Training For Mountain Bike Holiday


Mountain bike trips are an awe-inspiring way of seeing a country, and I wholeheartedly recommend anyone who gets the opportunity to go on one, to grasp it with both hands. But before you set off, most people will need to do some training to get the most out of their trip of a lifetime.

Riding for six or more hours a day, on consecutive days, will not only test your fitness levels but also your buttock resilience. To mentally and physically prepare yourself, begin training three months before you depart. In my experience, as tough as a bike trip is, the hardest part is getting off the sofa a couple of months before and making a start on training. Once you get on the bike the first time, it begins to get easier and everything falls into place.


The first thing to do is check the itinerary. You need to know what you are training for. If you are taking a route where you do 50km a day on a flat road, you will not prepare yourself in the same way as you would for a route averaging 20km a day over steep elevation. Familiarise yourself with the itinerary to set your training goals.


You want to build up to the stage where you can handle the average daily mileage with ease. Build up to it by around 10% a week. If your average daily mileage is 40km, for instance, you can start by riding 5 or 10km, 3 days a week for the first week, then increase it by 5km increments over the next 6 or 7 weeks. You should aim to peak 2 weeks before you depart, if you can tackle 40km three times a week, you will be in a great position to start your trip. In the final week, take some leisurely rides, but don’t push yourself too hard. You won’t increase your fitness this week, you will only fatigue yourself for the start of the trip.


If you are a total mountain biking novice, it might be worth doing some exercises to work on your balance. It will come in handy when tackling turns and obstacles on the trail. Exercises involving bosu balls and balance boards in the gym will help you build up a strong core and improve your balance and spatial awareness.
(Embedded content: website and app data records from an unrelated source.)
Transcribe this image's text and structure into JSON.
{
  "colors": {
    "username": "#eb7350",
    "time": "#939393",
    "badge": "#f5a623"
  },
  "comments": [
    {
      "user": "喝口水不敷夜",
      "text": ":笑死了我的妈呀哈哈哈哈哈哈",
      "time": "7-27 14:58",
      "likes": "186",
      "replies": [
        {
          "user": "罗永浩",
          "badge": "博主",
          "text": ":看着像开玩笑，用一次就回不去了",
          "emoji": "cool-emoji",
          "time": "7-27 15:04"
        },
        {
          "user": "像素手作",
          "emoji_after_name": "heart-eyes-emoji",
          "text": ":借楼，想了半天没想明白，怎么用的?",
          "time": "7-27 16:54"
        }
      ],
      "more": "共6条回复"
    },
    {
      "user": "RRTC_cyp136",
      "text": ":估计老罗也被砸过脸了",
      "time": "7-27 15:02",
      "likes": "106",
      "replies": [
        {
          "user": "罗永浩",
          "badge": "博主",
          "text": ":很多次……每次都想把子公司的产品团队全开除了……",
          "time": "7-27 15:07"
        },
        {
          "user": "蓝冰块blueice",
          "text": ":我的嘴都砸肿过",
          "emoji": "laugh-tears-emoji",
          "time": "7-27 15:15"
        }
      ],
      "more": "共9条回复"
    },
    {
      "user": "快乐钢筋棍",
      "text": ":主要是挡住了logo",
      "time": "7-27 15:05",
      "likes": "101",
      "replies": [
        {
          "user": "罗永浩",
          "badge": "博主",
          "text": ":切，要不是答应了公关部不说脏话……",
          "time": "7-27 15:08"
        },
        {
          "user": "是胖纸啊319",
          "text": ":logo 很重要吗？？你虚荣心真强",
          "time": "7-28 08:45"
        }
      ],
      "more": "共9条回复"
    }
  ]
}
Consult a member of staff at your gym for exercises involving medicine balls, bosu balls and balance boards, to improve your balance.
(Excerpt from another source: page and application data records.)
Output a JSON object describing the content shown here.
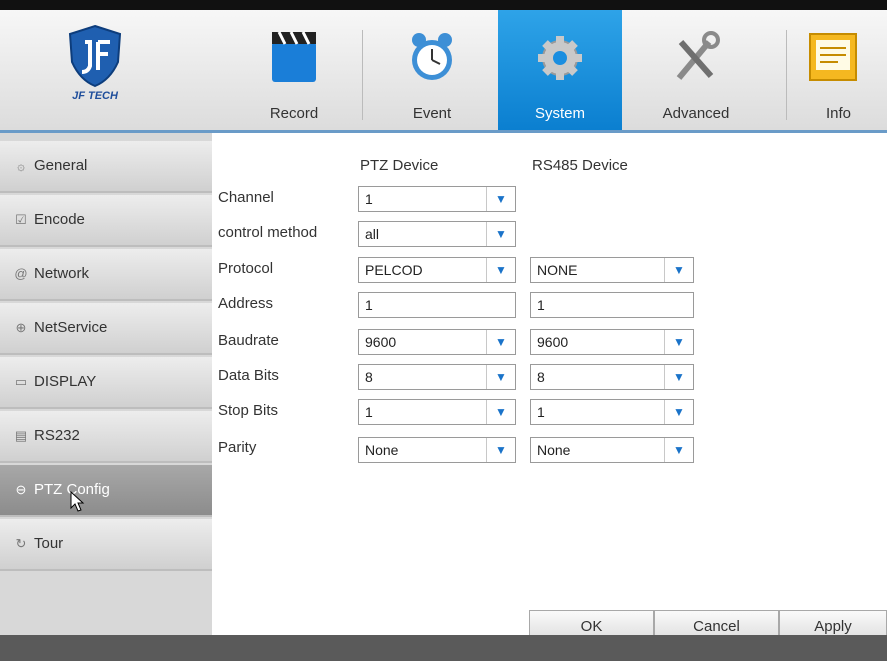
{
  "logo": {
    "text": "JF TECH"
  },
  "nav": [
    {
      "label": "Record",
      "icon": "record-clapper-icon"
    },
    {
      "label": "Event",
      "icon": "alarm-clock-icon"
    },
    {
      "label": "System",
      "icon": "gear-icon",
      "active": true
    },
    {
      "label": "Advanced",
      "icon": "tools-icon"
    },
    {
      "label": "Info",
      "icon": "info-screen-icon"
    }
  ],
  "sidebar": {
    "items": [
      {
        "label": "General",
        "icon": "general-settings-icon",
        "glyph": "۞"
      },
      {
        "label": "Encode",
        "icon": "encode-icon",
        "glyph": "☑"
      },
      {
        "label": "Network",
        "icon": "network-at-icon",
        "glyph": "@"
      },
      {
        "label": "NetService",
        "icon": "globe-icon",
        "glyph": "⊕"
      },
      {
        "label": "DISPLAY",
        "icon": "display-icon",
        "glyph": "▭"
      },
      {
        "label": "RS232",
        "icon": "serial-port-icon",
        "glyph": "▤"
      },
      {
        "label": "PTZ Config",
        "icon": "ptz-icon",
        "glyph": "⊖",
        "active": true
      },
      {
        "label": "Tour",
        "icon": "tour-icon",
        "glyph": "↻"
      }
    ]
  },
  "form": {
    "ptz_header": "PTZ Device",
    "rs485_header": "RS485 Device",
    "rows": {
      "channel": {
        "label": "Channel",
        "ptz": "1"
      },
      "control_method": {
        "label": "control method",
        "ptz": "all"
      },
      "protocol": {
        "label": "Protocol",
        "ptz": "PELCOD",
        "rs485": "NONE"
      },
      "address": {
        "label": "Address",
        "ptz": "1",
        "rs485": "1"
      },
      "baudrate": {
        "label": "Baudrate",
        "ptz": "9600",
        "rs485": "9600"
      },
      "data_bits": {
        "label": "Data Bits",
        "ptz": "8",
        "rs485": "8"
      },
      "stop_bits": {
        "label": "Stop Bits",
        "ptz": "1",
        "rs485": "1"
      },
      "parity": {
        "label": "Parity",
        "ptz": "None",
        "rs485": "None"
      }
    },
    "dropdown_arrow": "▼"
  },
  "buttons": {
    "ok": "OK",
    "cancel": "Cancel",
    "apply": "Apply"
  },
  "colors": {
    "accent": "#1a8ee0",
    "arrow": "#1a73c9"
  }
}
It isn’t always easy to replicate hills in your training if you live in a flat area. If you route involves a lot of climbing, try and replicate this with interval training. Try riding flat out at a sprint pace for a minute, then go back to a very slow, leisurely pace, then push yourself flat out once more. Do these 10 times on your ride and you will have elevated your heart rate and prepared your muscles for the physical exertion of tackling a hill or incline section.


For mountain biking novices, it might be worth learning a little about the mechanics of a mountain bike before you set off. Nobody is expecting a fully qualified bike mechanic, but an idea of how to do the basics like repair a puncture or change a tyre will come in handy out on the trails.

Most of all, enjoy your training. This is your holiday after all. It may be daunting, and I’m sure a few weeks into your training plan when it’s raining out, and you’re halfway through a steep hill climb, you will mumble to yourself that a beach holiday in Bali doesn’t require any training- but persevere. A biking holiday is a once in a lifetime trip and gives you a sense of satisfaction and personal achievement that you just can’t get sipping cocktails on a beach.


Have you trained for a recent mountain biking holiday? How was it? Share your comments below.

Neil Watson

Neil loves mountain bikes and everything to do with them. He's got years of experience he is sharing.